Facebook and Yelp! have been at the center of a social media firestorm The saga of Amy’s Baking Company began with some stinging reviews on Yelp! in 2010. Co-owner, Amy Bouzaglo, lashed back in forceful fashion.
More recently, Amy and her husband, Samy Bouzaglo, sought out the counsel of Chef Gordon Ramsay and his TV show, Kitchen Nightmares, to validate the food and service quality of their Scottsdale, Arizona establishment.
“Validation” is not what Gordon Ramsay does. He is knowledgeable, blunt, and impatient.
The assumption is: If asking for emergency damage control for your restaurant. One must listen; not make excuses, and be eager to implement his advice.
OPINION: I am not a big fan of reality or competition shows of any kind. Too much of the alleged reality is heavily shaped, or scripted. As a contestant or participant, one must agree to be filmed at will (whether you are aware you are on-camera, or not), and must agree to that editing may show you or your business in unflattering light. That being said, it would be impossible to create the content for the Kitchen Nightmares finale, simply with slick editing.
An internet search for Amy’s Baking Company yields results an amazing array of news, opinion, analysis, and public relations lessons. There is coverage from major news outlets (such as The Washington Post) to local, Phoenix-area publications (such as New Times – Chasing Amy: Overcooked Reality and the Decline of Western Civility).
Social Media Lessons to be Learned
I predict there will be case studies, public relations books, and perhaps a mini-series based on the Amy’s Baking Company social media debacle. For small businesses, in the wedding industry, and generally, a little schadenfreude is understandable. If one misses the teachable moments, though, the next firestorm may be at your doorstep.
“Yelp! is unfair” and so is life
Most customers are not looking for trouble. They are seeking a good customer experience, and should there be a bump-in-the-road, they ask to have it solved, quickly and with a responsive attitude. The crowdsourcing of opinion, on Yelp!, Amazon.com, TheKnot.com or any customer-driven website is an imperfect word-of-mouth system, but extremely important to understand.
People who utilize posted customer feedback as a source of ideas and opinion learn how to interpret and identify the different types of reviews and personality traits of reviewers.
Your tone is key: Even if the assertion of a negative review seems absolutely unfair and wrong to you, resist the temptation to fire back, angrily and publicly. Such a review is particularly annoying if it refers to an issue, you could have addressed, at the time… but it was not brought to your attention.
Your response needs to be measured and fair, almost to a fault. I recommend drafting the response, sleeping on it, editing it, have it reviewed by a peer that you trust, editing it again, and the posting it.
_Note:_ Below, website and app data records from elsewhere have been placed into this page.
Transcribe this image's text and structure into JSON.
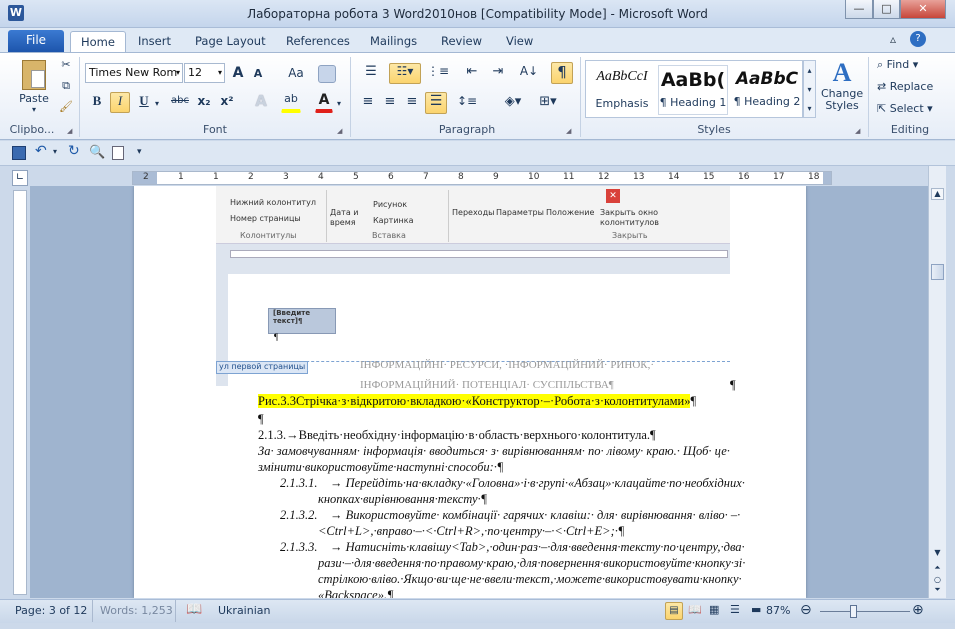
{
  "window": {
    "title": "Лабораторна робота 3 Word2010нов [Compatibility Mode]  -  Microsoft Word",
    "app_icon": "W"
  },
  "tabs": {
    "file": "File",
    "home": "Home",
    "insert": "Insert",
    "page_layout": "Page Layout",
    "references": "References",
    "mailings": "Mailings",
    "review": "Review",
    "view": "View"
  },
  "ribbon": {
    "clipboard": {
      "label": "Clipbo...",
      "paste": "Paste"
    },
    "font": {
      "label": "Font",
      "name": "Times New Rom",
      "size": "12",
      "bold": "B",
      "italic": "I",
      "underline": "U",
      "strike": "abc",
      "sub": "x₂",
      "sup": "x²",
      "grow": "A",
      "shrink": "A",
      "case": "Aa"
    },
    "paragraph": {
      "label": "Paragraph",
      "pilcrow": "¶"
    },
    "styles": {
      "label": "Styles",
      "s1_sample": "AaBbCcI",
      "s1_name": "Emphasis",
      "s2_sample": "AaBb(",
      "s2_name": "¶ Heading 1",
      "s3_sample": "AaBbC",
      "s3_name": "¶ Heading 2",
      "change_styles": "Change Styles"
    },
    "editing": {
      "label": "Editing",
      "find": "Find",
      "replace": "Replace",
      "select": "Select"
    }
  },
  "ruler": {
    "ticks": [
      "2",
      "1",
      "1",
      "2",
      "3",
      "4",
      "5",
      "6",
      "7",
      "8",
      "9",
      "10",
      "11",
      "12",
      "13",
      "14",
      "15",
      "16",
      "17",
      "18"
    ]
  },
  "embedded": {
    "ribbon_items": {
      "footer": "Нижний колонтитул",
      "page_number": "Номер страницы",
      "group1": "Колонтитулы",
      "datetime": "Дата и время",
      "picture": "Рисунок",
      "clipart": "Картинка",
      "group2": "Вставка",
      "transitions": "Переходы",
      "params": "Параметры",
      "position": "Положение",
      "close": "Закрыть окно колонтитулов",
      "group3": "Закрыть"
    },
    "header_field": "[Введите текст]¶",
    "pilcrow": "¶",
    "first_page_label": "ул первой страницы",
    "gray_line1": "ІНФОРМАЦІЙНІ· РЕСУРСИ, ·ІНФОРМАЦІЙНИЙ· РИНОК,·",
    "gray_line2": "ІНФОРМАЦІЙНИЙ· ПОТЕНЦІАЛ· СУСПІЛЬСТВА¶"
  },
  "document": {
    "caption": "Рис.3.3Стрічка·з·відкритою·вкладкою·«Конструктор·–·Робота·з·колонтитулами»",
    "caption_end": "¶",
    "pilcrow_right": "¶",
    "blank": "¶",
    "heading": "2.1.3.→Введіть·необхідну·інформацію·в·область·верхнього·колонтитула.¶",
    "intro1": "За· замовчуванням· інформація· вводиться· з· вирівнюванням· по· лівому· краю.· Щоб· це·",
    "intro2": "змінити·використовуйте·наступні·способи:·¶",
    "i1_num": "2.1.3.1.",
    "i1_a": "→ Перейдіть·на·вкладку·«Головна»·і·в·групі·«Абзац»·клацайте·по·необхідних·",
    "i1_b": "кнопках·вирівнювання·тексту·¶",
    "i2_num": "2.1.3.2.",
    "i2_a": "→ Використовуйте· комбінації· гарячих· клавіш:· для· вирівнювання· вліво· –·",
    "i2_b": "<Ctrl+L>,·вправо·–·<·Ctrl+R>,·по·центру·–·<·Ctrl+E>;·¶",
    "i3_num": "2.1.3.3.",
    "i3_a": "→ Натисніть·клавішу<Tab>,·один·раз·–·для·введення·тексту·по·центру,·два·",
    "i3_b": "рази·–·для·введення·по·правому·краю,·для·повернення·використовуйте·кнопку·зі·",
    "i3_c": "стрілкою·вліво.·Якщо·ви·ще·не·ввели·текст,·можете·використовувати·кнопку·",
    "i3_d": "«Backspace».¶"
  },
  "status": {
    "page": "Page: 3 of 12",
    "words": "Words: 1,253",
    "language": "Ukrainian",
    "zoom": "87%"
  },
  "colors": {
    "highlight": "#ffff00",
    "accent": "#2b579a"
  }
}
You cannot just ignore it: The goal is not always to win the argument, but at least diffuse the situation. Failure to calm the storm and neutralize a potential string of negativity has larger repercussions. Getting a website to remove inflammatory reviews is difficult, bordering on impossible. If you search YouTube for tutorials on the subject, you’ll find a slew of choices.
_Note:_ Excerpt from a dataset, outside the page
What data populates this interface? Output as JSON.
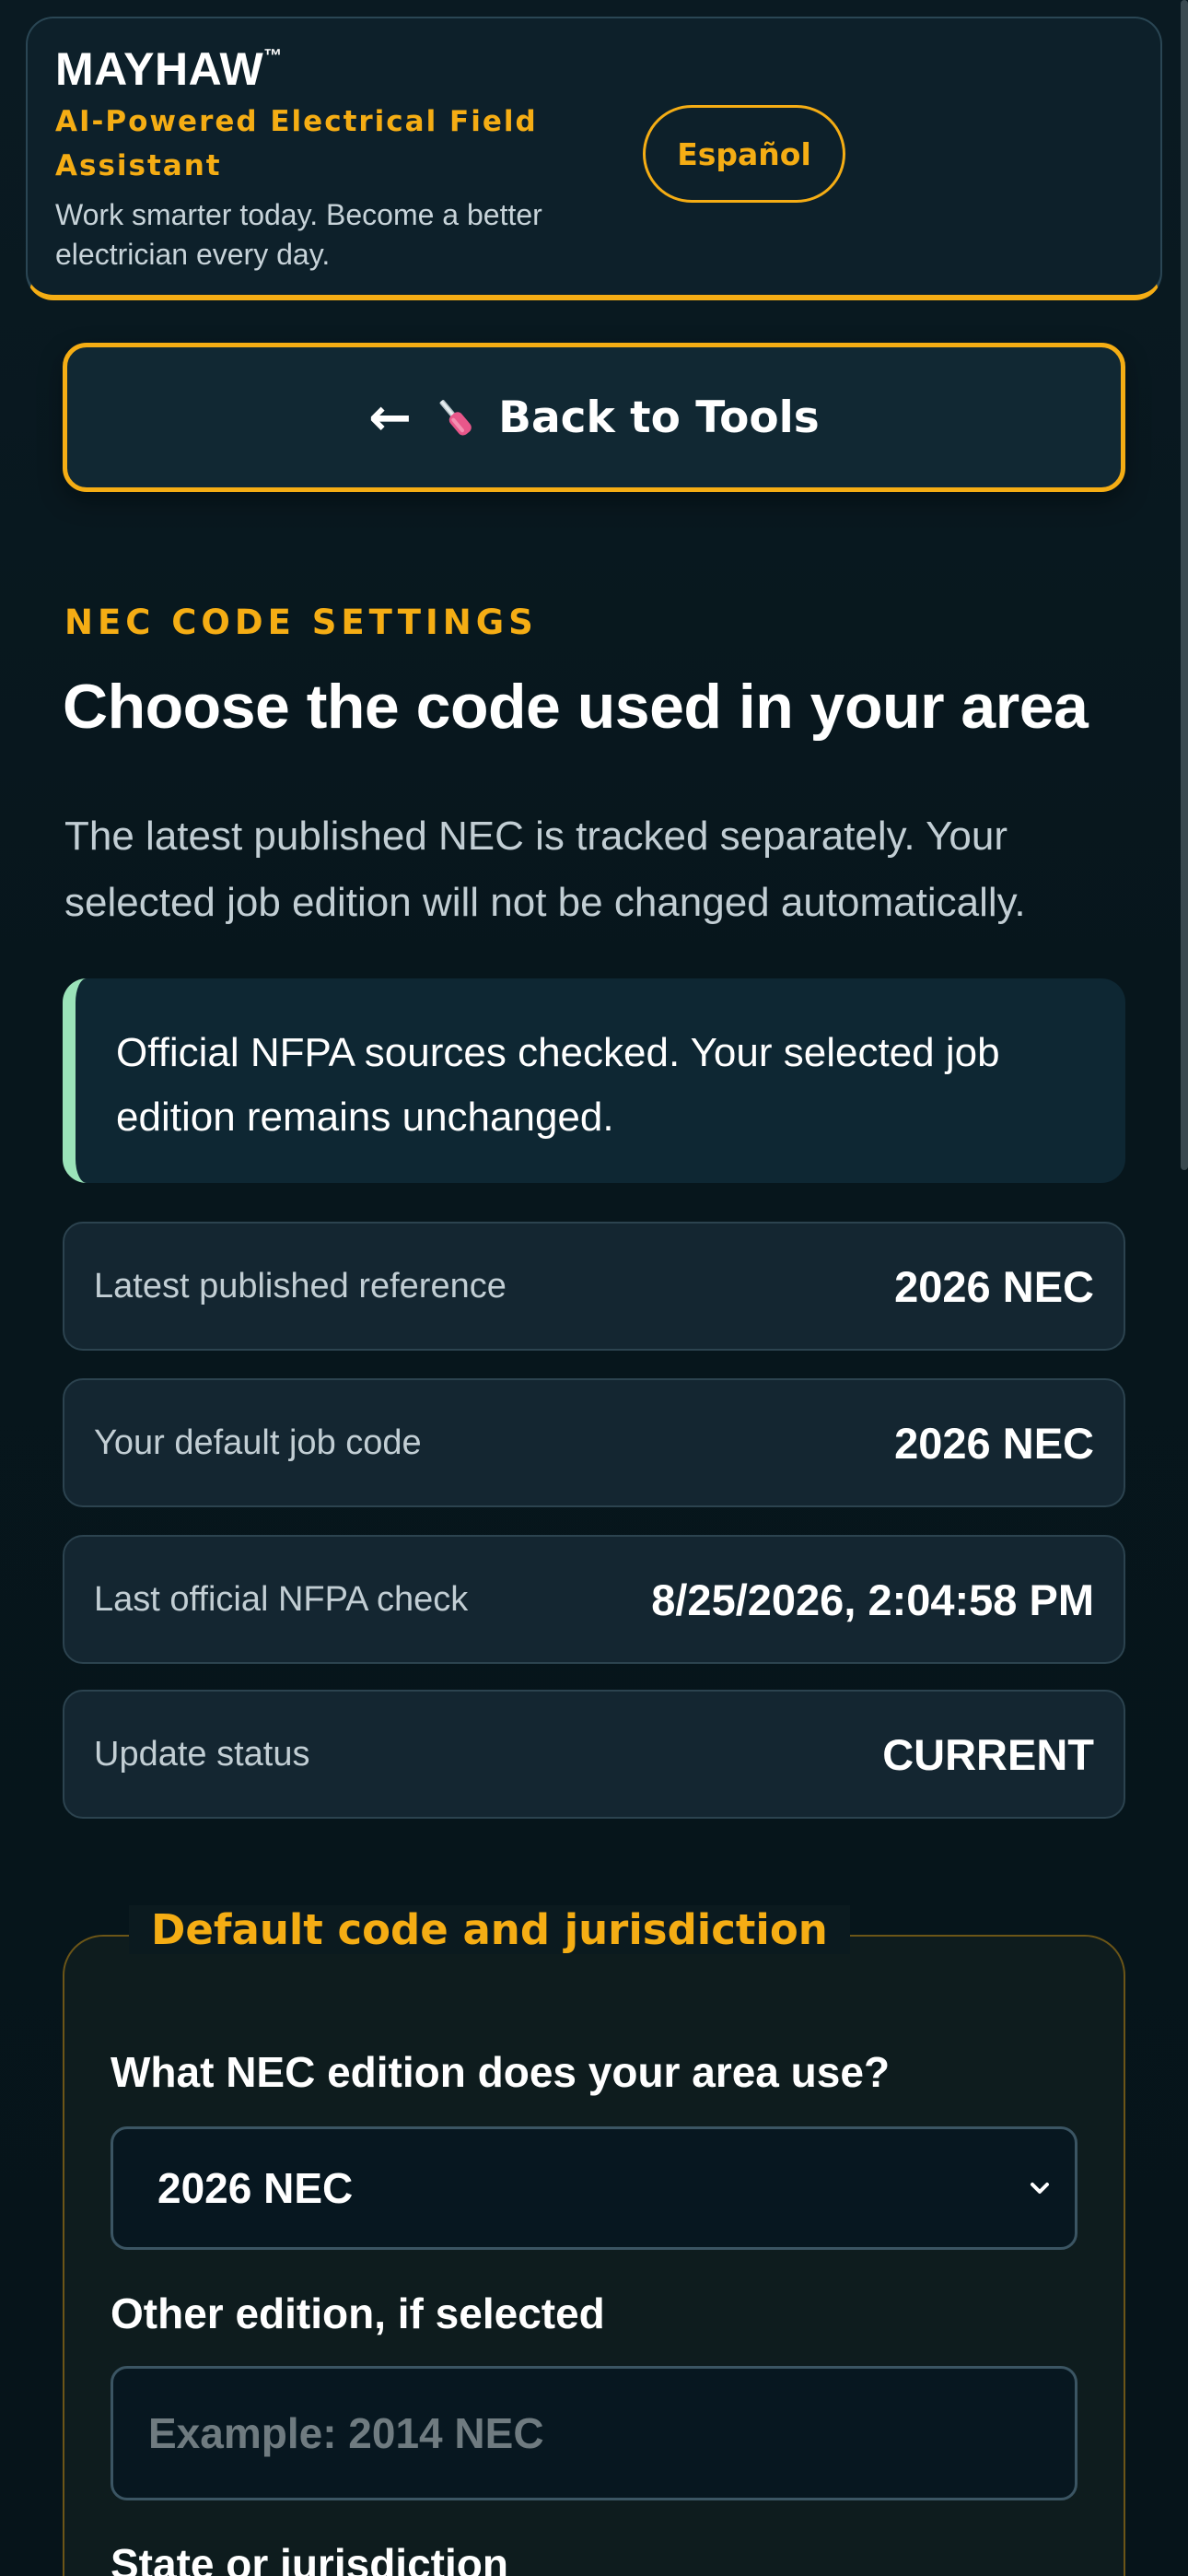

FACEBOOK is the 21st Century Town Square
Sharing opinions and stories on social media, exists… period. Bad news travels fast… a lot faster than good news. Video pratfalls become TV shows. Flawless wedding ceremonies rarely go viral, except the occasional brilliant toast.
Pre-Kitchen Nightmares, Amy’s Baking Company Facebook Page had about 7000 followers. It now has over 103,000 followers.
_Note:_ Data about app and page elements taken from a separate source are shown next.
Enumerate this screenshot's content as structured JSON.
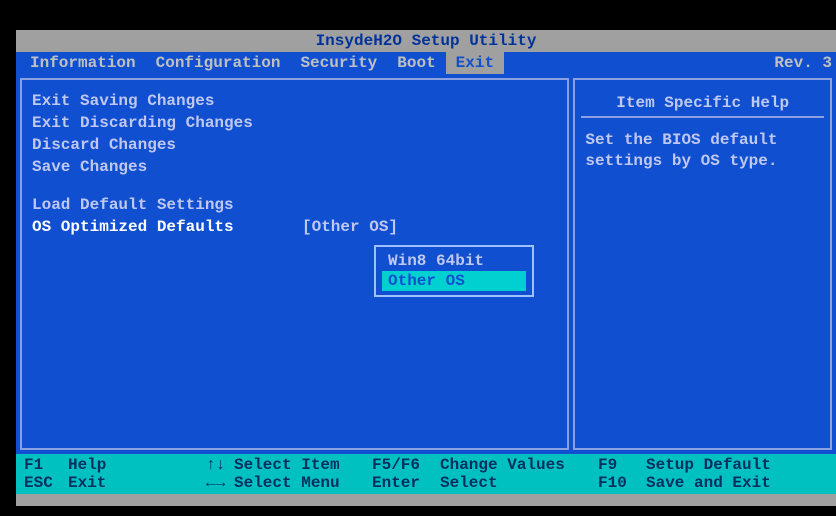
{
  "title": "InsydeH2O Setup Utility",
  "revision": "Rev. 3",
  "menu": {
    "items": [
      "Information",
      "Configuration",
      "Security",
      "Boot",
      "Exit"
    ],
    "active_index": 4
  },
  "left": {
    "items": [
      {
        "label": "Exit Saving Changes"
      },
      {
        "label": "Exit Discarding Changes"
      },
      {
        "label": "Discard Changes"
      },
      {
        "label": "Save Changes"
      }
    ],
    "items2": [
      {
        "label": "Load Default Settings"
      },
      {
        "label": "OS Optimized Defaults",
        "value": "[Other OS]",
        "selected": true
      }
    ]
  },
  "popup": {
    "options": [
      "Win8 64bit",
      "Other OS"
    ],
    "selected_index": 1
  },
  "help": {
    "title": "Item Specific Help",
    "body": "Set the BIOS default settings by OS type."
  },
  "footer": {
    "rows": [
      [
        {
          "key": "F1",
          "action": "Help"
        },
        {
          "key": "↑↓",
          "action": "Select Item"
        },
        {
          "key": "F5/F6",
          "action": "Change Values"
        },
        {
          "key": "F9",
          "action": "Setup Default"
        }
      ],
      [
        {
          "key": "ESC",
          "action": "Exit"
        },
        {
          "key": "←→",
          "action": "Select Menu"
        },
        {
          "key": "Enter",
          "action": "Select"
        },
        {
          "key": "F10",
          "action": "Save and Exit"
        }
      ]
    ]
  }
}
I can assure you, from the FACEBOOK comments, most of the ‘followers’ are curiosity seekers. Some want to get in their own jabs, just for sport.
Alexandra Petri’s article on the Sun Herald website: How to lose a fight online is a superb analysis of “what not to do.” Please read her entire article, but my top three (which Amy includes in her list are):
- “TYPE IN ALL CAPS.
- Explain that God is on your side. (God responds)
- When the backlash starts, insist that your website or Facebook page were hacked.”
Amy’s Baking Company: A Cautionary Tale
Should you watch (or have already watched) the Kitchen Nightmares finale, you may conclude that Samy and Amy Bouzaglo appear to be unhinged. That may or may not be the case.
When it comes to defending our own business, employees or customer service challenges, we don’t always get it right. It is fair to believe ‘the customer is not always right’; however, in today’s age of social media reviews and potential ‘sharing-gone-viral’, it’s healthy and wise to breathe, take your time to deliberate, and respond with patience and courtesy of saint-like proportions.
Being right almost always feel good, for a moment… but, appearing too defensive and self-righteous is a prescription for world-class backlash.
Wedding Marketing Expert
The Wedding Marketing Blog